Many of our problems are blessings in disguise. They are provided so that we might gain the experiences intended for us on this earth and thus prepare us for meeting and solving problems in the next phase of our eternal existence.
Today, as I contemplate the many, many blessings that have been given us, I recall the words of King Benjamin in the Book of Mormon when, after enumerating the blessings which had been poured down upon his people by the Lord, he said this to them: “And behold, all that he requires of you is to keep his commandments.” (Mosiah 2:22.) Yes, the only thing the Lord requires of us is that we keep his commandments! This sounds relatively simple, doesn’t it? But we all know that it isn’t simple, nor was it intended to be. Where much is given, much is expected. The Lord requires of those who dwell with him the ability to overcome weaknesses and imperfections. He requires self-denial and self-discipline.
Some of us may feel from time to time that some of the Lord’s commandments are an impediment to happiness in this life, but this isn’t so; and deep down in our hearts we know that so long as we adhere to the commandments, just as surely as night follows day, we will reap the blessings that are promised to the faithful. Sometimes the way of fulfillment may not be apparent to us, but the actuality of it is assured. The Lord said:
“I, the Lord, am bound when ye do what I say; but when ye do not what I say, ye have no promise.” (D&C 82:10.)
How many of us on judgment day would like to be told that we had failed to do our part—that we had been unworthy servants of the Lord because our own lives had been such a poor example in keeping the commandments?
In Matt. 5:16 the Lord gives us a very important message:
“Let your light so shine before men, that they may see your good works, and glorify your Father which is in heaven.”
To fail to keep the commandments of the Lord not only brings condemnation, but actually deprives us of many blessings here on this earth—to say nothing of those eternal blessings for which we are all striving. In 1 Cor. 2:9 we read this statement:
“Eye hath not seen, nor ear heard, neither have entered into the heart of man, the things which God hath prepared for them that love him.”
Think of that great promise. And finally, the wonderful promise given to all men:
“And, if you keep my commandments and endure to the end you shall have eternal life, which gift is the greatest of the gifts of God.” (D&C 14:7.)
Our late President Heber J. Grant told us how to endure to the end when he said:
“Let us do the will of our Father in heaven today—we will then be prepared for the duties of tomorrow and for the eternities to come.”
Christ repeatedly emphasized the fact that the gospel is one of work and service. To gain blessings, we must be doers of the word and not hearers only. In Matt. 7:21 we read: “Not every one that saith unto me, Lord, Lord, shall enter into the kingdom of heaven; but he that doeth the will of my Father which is in heaven.”
This means if we are to gain salvation, exaltation, and eternal life we must live in accordance with the principles of the gospel.

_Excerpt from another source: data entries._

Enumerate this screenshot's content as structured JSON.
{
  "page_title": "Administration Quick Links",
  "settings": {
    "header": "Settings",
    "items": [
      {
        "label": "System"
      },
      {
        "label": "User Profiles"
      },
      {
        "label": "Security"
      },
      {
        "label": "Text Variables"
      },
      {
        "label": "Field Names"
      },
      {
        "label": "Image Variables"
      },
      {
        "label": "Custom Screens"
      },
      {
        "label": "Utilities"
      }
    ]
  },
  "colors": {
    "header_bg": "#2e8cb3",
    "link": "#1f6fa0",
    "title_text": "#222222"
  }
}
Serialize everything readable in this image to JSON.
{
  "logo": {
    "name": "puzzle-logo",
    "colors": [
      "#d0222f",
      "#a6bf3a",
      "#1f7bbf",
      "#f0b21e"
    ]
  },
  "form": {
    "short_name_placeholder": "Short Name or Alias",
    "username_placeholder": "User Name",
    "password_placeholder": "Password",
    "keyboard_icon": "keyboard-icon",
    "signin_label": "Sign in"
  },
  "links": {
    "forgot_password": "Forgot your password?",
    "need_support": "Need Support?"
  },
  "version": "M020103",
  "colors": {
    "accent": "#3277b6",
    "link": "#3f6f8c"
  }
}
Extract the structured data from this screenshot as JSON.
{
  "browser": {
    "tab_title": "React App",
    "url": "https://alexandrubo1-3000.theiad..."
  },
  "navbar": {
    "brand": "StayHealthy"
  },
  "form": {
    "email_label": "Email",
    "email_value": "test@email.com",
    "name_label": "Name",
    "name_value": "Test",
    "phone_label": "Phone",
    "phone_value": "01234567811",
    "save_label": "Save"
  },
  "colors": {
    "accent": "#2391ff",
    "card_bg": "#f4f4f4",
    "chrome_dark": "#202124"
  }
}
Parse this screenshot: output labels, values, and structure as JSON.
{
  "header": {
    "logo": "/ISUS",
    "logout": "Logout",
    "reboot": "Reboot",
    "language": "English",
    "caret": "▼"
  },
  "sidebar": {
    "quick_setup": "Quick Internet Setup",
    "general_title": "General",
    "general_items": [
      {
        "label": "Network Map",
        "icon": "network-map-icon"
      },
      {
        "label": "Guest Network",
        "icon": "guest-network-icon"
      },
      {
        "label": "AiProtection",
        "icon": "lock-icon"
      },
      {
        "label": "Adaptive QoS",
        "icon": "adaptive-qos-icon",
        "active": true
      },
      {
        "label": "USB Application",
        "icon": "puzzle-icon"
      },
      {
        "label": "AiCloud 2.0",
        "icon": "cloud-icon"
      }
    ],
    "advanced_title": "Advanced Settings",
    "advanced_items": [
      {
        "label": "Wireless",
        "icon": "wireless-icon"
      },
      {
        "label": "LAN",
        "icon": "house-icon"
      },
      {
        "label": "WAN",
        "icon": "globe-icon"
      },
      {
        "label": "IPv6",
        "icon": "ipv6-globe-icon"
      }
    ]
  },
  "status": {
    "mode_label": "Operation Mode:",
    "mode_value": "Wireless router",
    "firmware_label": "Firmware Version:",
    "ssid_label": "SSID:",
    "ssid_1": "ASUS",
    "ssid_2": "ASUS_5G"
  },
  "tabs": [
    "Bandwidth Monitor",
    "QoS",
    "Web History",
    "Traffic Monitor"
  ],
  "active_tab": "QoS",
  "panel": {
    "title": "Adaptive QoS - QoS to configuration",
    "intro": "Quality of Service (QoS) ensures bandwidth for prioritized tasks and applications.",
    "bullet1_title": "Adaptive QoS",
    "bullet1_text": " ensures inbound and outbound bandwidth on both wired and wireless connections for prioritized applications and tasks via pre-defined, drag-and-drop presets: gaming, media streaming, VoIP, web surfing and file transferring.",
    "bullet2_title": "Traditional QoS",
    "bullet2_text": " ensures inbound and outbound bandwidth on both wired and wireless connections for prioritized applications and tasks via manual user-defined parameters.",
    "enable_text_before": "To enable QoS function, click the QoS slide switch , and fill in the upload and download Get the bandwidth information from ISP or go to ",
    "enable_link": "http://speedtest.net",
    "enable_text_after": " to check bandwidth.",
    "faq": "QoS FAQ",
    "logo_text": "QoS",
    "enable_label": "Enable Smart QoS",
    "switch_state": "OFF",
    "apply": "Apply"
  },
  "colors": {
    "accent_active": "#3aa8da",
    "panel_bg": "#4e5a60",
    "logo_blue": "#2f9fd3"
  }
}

We must love and forgive all men and keep the commandments of God.
I leave my testimony with you today that I know the true gospel of Jesus Christ has been restored in this dispensation, that Joseph Smith was an instrument in the hands of the Lord in bringing this about. He was and is a prophet of God. I testify that we are led today by a prophet, President Harold B. Lee. May we all give him and his associates our love and support, and pray continually that they may be blessed with health, strength, and inspiration to carry their tremendous responsibilities. May we have courage and determination to keep the commandments and live in accordance with the principles of the gospel, I pray in the name of Jesus Christ. Amen.